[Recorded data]

▼

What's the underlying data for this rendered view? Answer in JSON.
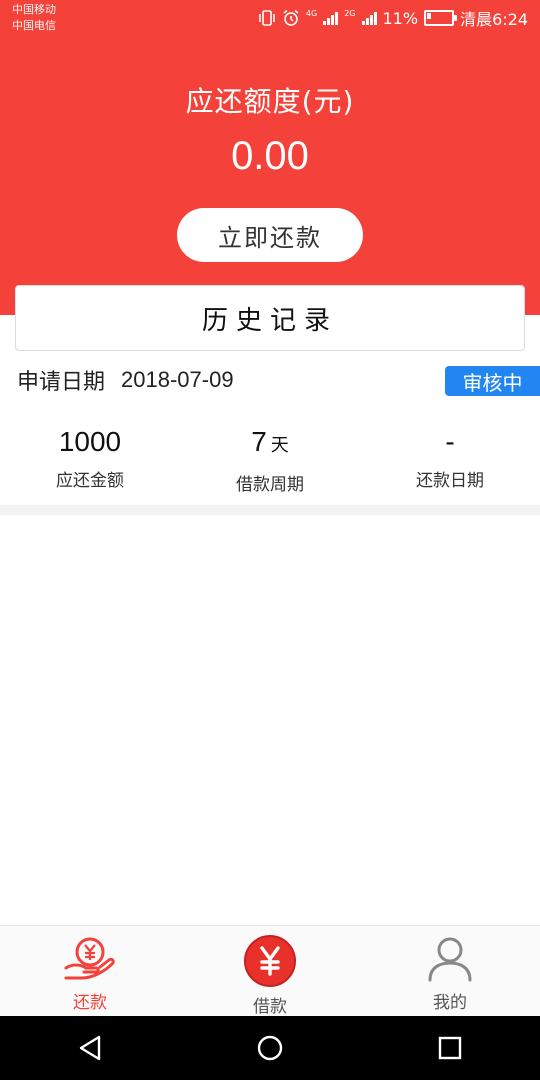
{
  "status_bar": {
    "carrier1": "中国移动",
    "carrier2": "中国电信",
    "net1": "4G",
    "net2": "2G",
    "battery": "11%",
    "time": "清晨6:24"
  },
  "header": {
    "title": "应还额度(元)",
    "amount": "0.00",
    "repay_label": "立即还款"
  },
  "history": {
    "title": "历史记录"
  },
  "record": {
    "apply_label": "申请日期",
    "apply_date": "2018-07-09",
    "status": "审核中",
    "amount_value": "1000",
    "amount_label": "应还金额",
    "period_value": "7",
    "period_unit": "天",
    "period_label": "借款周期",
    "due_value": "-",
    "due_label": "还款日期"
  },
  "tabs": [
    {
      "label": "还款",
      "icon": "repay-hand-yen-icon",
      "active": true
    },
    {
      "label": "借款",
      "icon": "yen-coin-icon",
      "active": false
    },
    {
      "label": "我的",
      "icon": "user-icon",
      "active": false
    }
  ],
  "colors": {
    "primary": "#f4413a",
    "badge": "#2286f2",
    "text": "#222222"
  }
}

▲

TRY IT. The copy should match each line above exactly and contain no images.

RESULT.
What's the underlying data for this rendered view? Answer in JSON.
{
  "status_bar": {
    "carrier1": "中国移动",
    "carrier2": "中国电信",
    "net1": "4G",
    "net2": "2G",
    "battery": "11%",
    "time": "清晨6:24"
  },
  "header": {
    "title": "应还额度(元)",
    "amount": "0.00",
    "repay_label": "立即还款"
  },
  "history": {
    "title": "历史记录"
  },
  "record": {
    "apply_label": "申请日期",
    "apply_date": "2018-07-09",
    "status": "审核中",
    "amount_value": "1000",
    "amount_label": "应还金额",
    "period_value": "7",
    "period_unit": "天",
    "period_label": "借款周期",
    "due_value": "-",
    "due_label": "还款日期"
  },
  "tabs": [
    {
      "label": "还款",
      "icon": "repay-hand-yen-icon",
      "active": true
    },
    {
      "label": "借款",
      "icon": "yen-coin-icon",
      "active": false
    },
    {
      "label": "我的",
      "icon": "user-icon",
      "active": false
    }
  ],
  "colors": {
    "primary": "#f4413a",
    "badge": "#2286f2",
    "text": "#222222"
  }
}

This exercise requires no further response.